Places, People and Flavoured Air
Travelling has many facets.
When I was in my early twenties, I could not see the point in overseas travel. I remember having discussions with my mates back in New Zealand, and saying something along the lines of “all that money, for just a few weeks – what a waste”
Well, travel certainly seems more affordable now. Back in 1974, when I first left NZ, the one way Auckland to Sydney fare was 5. It seems cheap, but that was over forty years ago, and I did sell a number of possessions to fund the trip back then !
Driving down from Paris to the Dordogne, we took the scenic routes rather than the AutoRoute (freeway), and once out of the busyness of urban Paris, the countryside opened up, quaint villages started to appear, and we often were surrounded by fields and rolling hills – all clad in verdant green vegetation with the trees lush in their Spring foliage.

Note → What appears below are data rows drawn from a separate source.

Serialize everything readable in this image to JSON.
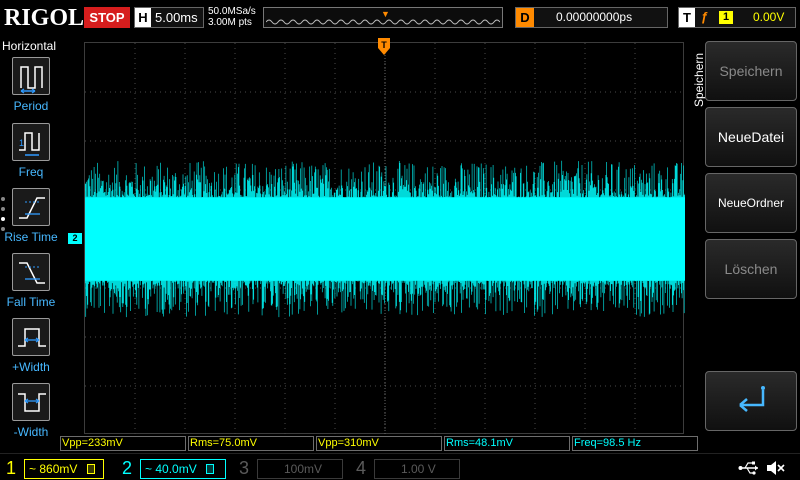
{
  "top": {
    "brand": "RIGOL",
    "run_state": "STOP",
    "horizontal_letter": "H",
    "timebase": "5.00ms",
    "sample_rate": "50.0MSa/s",
    "mem_depth": "3.00M pts",
    "delay_letter": "D",
    "delay": "0.00000000ps",
    "trigger_letter": "T",
    "trigger_source": "1",
    "trigger_level": "0.00V",
    "trigger_pos_marker": "T"
  },
  "left_panel": {
    "title": "Horizontal",
    "items": [
      {
        "label": "Period",
        "icon": "period-icon"
      },
      {
        "label": "Freq",
        "icon": "freq-icon"
      },
      {
        "label": "Rise Time",
        "icon": "rise-time-icon"
      },
      {
        "label": "Fall Time",
        "icon": "fall-time-icon"
      },
      {
        "label": "+Width",
        "icon": "positive-width-icon"
      },
      {
        "label": "-Width",
        "icon": "negative-width-icon"
      }
    ]
  },
  "markers": {
    "ch2": "2",
    "trigger": "T"
  },
  "right_menu": {
    "title": "Speichern",
    "buttons": [
      {
        "label": "Speichern",
        "state": "disabled"
      },
      {
        "label": "NeueDatei",
        "state": "active"
      },
      {
        "label": "NeueOrdner",
        "state": "active"
      },
      {
        "label": "Löschen",
        "state": "disabled"
      }
    ],
    "back_icon": "return-arrow-icon"
  },
  "results": [
    {
      "text": "Vpp=233mV",
      "channel": 1
    },
    {
      "text": "Rms=75.0mV",
      "channel": 1
    },
    {
      "text": "Vpp=310mV",
      "channel": 1
    },
    {
      "text": "Rms=48.1mV",
      "channel": 2
    },
    {
      "text": "Freq=98.5 Hz",
      "channel": 2
    }
  ],
  "channels": [
    {
      "num": "1",
      "coupling": "~",
      "scale": "860mV",
      "color": "#ffff00"
    },
    {
      "num": "2",
      "coupling": "~",
      "scale": "40.0mV",
      "color": "#00ffff"
    },
    {
      "num": "3",
      "coupling": "",
      "scale": "100mV",
      "color": "#5a5a5a"
    },
    {
      "num": "4",
      "coupling": "",
      "scale": "1.00 V",
      "color": "#5a5a5a"
    }
  ],
  "colors": {
    "ch1": "#ffff00",
    "ch2": "#00ffff",
    "trigger": "#ff8a00",
    "stop": "#d61d1d",
    "grid": "#4a4a4a"
  },
  "waveform": {
    "channel": 2,
    "kind": "noise",
    "center_div": 0,
    "envelope_peak_div": 1.5,
    "envelope_core_div": 0.85
  }
}
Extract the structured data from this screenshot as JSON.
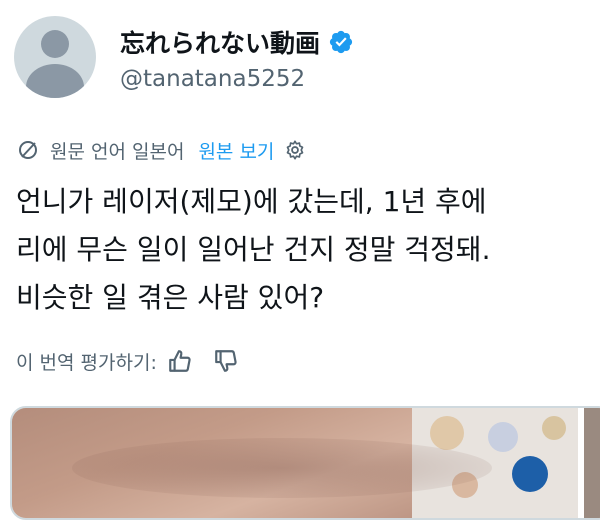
{
  "user": {
    "display_name": "忘れられない動画",
    "handle": "@tanatana5252"
  },
  "translation": {
    "source_language_text": "원문 언어 일본어",
    "show_original_link": "원본 보기"
  },
  "tweet": {
    "lines": [
      "언니가 레이저(제모)에 갔는데, 1년 후에",
      "리에 무슨 일이 일어난 건지 정말 걱정돼.",
      "비슷한 일 겪은 사람 있어?"
    ]
  },
  "rating": {
    "label": "이 번역 평가하기:"
  },
  "colors": {
    "accent": "#1d9bf0",
    "secondary_text": "#536471",
    "primary_text": "#0f1419"
  },
  "icons": {
    "verified": "verified-badge-icon",
    "translate": "translate-icon",
    "settings": "gear-icon",
    "thumbs_up": "thumbs-up-icon",
    "thumbs_down": "thumbs-down-icon"
  }
}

Stopping at one village to collect a few things from the local supermarket, the twitter of birds was evident as soon as we opened the doors of the car, and I was reminded why I love Europe. Yes some of the architecture can be ancient and fascinating, some of the places quite unique and the history at times tantalising, but for me it is more the simplicity of difference. That palpable difference when one stands at the edge of a field and senses the peace and tranquility, to breathe the air flavoured with birdsong, and ponder the wonderment of ancient lands and the stories passed – as if shards of pottery scattered amongst the soil.
Then there are the people – seemingly ever helpful, and appreciative of our attempts at their language where different, it is the people we come across that form the lasting memories. The taxi driver Karim in Paris with his gift of macarons, our hosts David and Wendy at Le Jardin B&B in the Dordogne, and then there are the fellow guests.
At Le Jardin, we met Barry (“my real name is David, but there are enough David’s here already”) and Suellen from Texas. What a lovely couple (and Barry is a sailor ïŠ), and so full of life, just doing as we are – catching moments when they can, away from their busy lives back home. We ended up having dinner with them the following night, and it was with significant sadness that each bade the other farewell, as we departed the following morning. We hope to see them again one year, and have an invitation to stay with them if we ever get to Texas, but in the meantime we will stay in touch……..